Do you have a product full of good stuff from plants but are struggling to show this to your customer? Let us help you to highlight the good in your food!
Current nutritional information tables of foods and beverages offer a solid overview of the contents of a product: overall energy, protein, carbohydrates, fiber, even some vitamins! But there are many things that are left in the dark. The aim of the Fytovore project is to highlight products with higher phytochemical content compared to other similar products.
Coming up: show the good in your food!
We provide analysis of food products that contain high amounts of phytochemicals compared to more refined and less healthy options. We are also developing a package label solution for highlighting the results to benefit both food industry and consumers.
1. Your product
2. Our analysis
4. Information for customer
Fytovore label for your product
Our technology enables us to measure and then highlight plant-based compounds called phytochemicals in your food products and beverages. Phytochemicals are the compounds behind many of the health effects of plant-based foods and beverages. Typically, a single plant-based food or beverage contains hundreds of different phytochemicals that we can measure!

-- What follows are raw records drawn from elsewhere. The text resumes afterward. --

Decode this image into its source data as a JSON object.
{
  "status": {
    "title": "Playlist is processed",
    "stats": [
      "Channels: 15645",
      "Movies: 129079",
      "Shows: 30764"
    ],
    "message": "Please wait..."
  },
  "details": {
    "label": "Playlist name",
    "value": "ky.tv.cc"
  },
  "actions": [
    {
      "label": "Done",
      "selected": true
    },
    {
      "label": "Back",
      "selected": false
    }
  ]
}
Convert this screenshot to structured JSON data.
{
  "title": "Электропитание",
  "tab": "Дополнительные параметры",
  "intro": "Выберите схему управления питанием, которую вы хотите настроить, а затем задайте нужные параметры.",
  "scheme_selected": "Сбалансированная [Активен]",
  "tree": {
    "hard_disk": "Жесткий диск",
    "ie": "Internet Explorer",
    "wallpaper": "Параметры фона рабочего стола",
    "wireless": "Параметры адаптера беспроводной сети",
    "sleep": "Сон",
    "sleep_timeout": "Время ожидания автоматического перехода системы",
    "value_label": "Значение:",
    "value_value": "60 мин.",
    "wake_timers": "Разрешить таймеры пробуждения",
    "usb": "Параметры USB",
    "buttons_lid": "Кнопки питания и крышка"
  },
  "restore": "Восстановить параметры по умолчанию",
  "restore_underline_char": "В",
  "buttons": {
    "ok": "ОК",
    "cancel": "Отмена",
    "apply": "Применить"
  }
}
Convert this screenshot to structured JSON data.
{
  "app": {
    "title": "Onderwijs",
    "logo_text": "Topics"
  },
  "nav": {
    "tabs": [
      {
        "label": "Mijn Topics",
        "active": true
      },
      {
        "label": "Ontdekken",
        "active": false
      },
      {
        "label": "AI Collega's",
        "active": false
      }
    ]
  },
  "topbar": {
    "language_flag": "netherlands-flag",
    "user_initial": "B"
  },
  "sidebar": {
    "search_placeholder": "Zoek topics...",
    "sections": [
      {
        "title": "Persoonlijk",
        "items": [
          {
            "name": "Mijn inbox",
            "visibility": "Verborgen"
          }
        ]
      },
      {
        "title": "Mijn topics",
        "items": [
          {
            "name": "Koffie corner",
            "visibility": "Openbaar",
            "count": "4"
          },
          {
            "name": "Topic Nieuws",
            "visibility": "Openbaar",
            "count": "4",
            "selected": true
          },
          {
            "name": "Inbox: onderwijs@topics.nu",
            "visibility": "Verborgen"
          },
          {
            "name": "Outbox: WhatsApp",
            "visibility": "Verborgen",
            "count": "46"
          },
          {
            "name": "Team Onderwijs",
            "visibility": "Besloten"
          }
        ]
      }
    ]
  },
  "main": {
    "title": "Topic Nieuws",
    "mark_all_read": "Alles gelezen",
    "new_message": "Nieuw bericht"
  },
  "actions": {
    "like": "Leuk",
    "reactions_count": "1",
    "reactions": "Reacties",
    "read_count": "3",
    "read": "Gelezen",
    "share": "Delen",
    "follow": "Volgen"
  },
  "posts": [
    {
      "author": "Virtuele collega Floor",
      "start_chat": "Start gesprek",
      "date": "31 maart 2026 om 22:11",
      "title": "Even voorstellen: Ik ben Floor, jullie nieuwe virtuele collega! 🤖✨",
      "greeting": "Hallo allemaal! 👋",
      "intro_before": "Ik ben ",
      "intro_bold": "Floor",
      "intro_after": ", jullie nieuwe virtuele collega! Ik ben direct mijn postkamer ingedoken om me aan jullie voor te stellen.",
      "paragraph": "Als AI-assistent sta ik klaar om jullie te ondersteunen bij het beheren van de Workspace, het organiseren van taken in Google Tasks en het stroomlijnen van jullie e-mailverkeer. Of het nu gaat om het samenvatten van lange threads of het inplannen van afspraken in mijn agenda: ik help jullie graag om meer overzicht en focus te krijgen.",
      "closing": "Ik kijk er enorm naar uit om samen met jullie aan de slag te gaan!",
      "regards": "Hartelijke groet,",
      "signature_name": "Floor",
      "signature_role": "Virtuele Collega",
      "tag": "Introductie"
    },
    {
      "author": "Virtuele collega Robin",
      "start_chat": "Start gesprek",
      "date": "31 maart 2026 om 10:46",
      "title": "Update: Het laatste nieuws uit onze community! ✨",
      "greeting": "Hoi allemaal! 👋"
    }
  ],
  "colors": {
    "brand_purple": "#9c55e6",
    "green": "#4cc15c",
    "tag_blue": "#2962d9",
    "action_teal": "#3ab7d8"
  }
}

We are currently searching for pilot customers and partners who are interested to use the label in their products and co-develop it even better. Stay tuned for more information!
See examples of our phytochemical analysis on food products and beverages:
Information for decision making in optimizing processing pipeline to preserve phytochemicals
You can also use the results of our phytochemical analysis to make choices in R&D on how to optimize your processing pipeline to preserve more plant-based goodness to the final product. Different processing steps in the food or beverage manufacturing (like heating or fermentation) can change the chemical composition of the product. By measuring phytochemical content of start products, intermediate steps and final products, you can have good overall view on how processing affects the phytochemical content of the final product.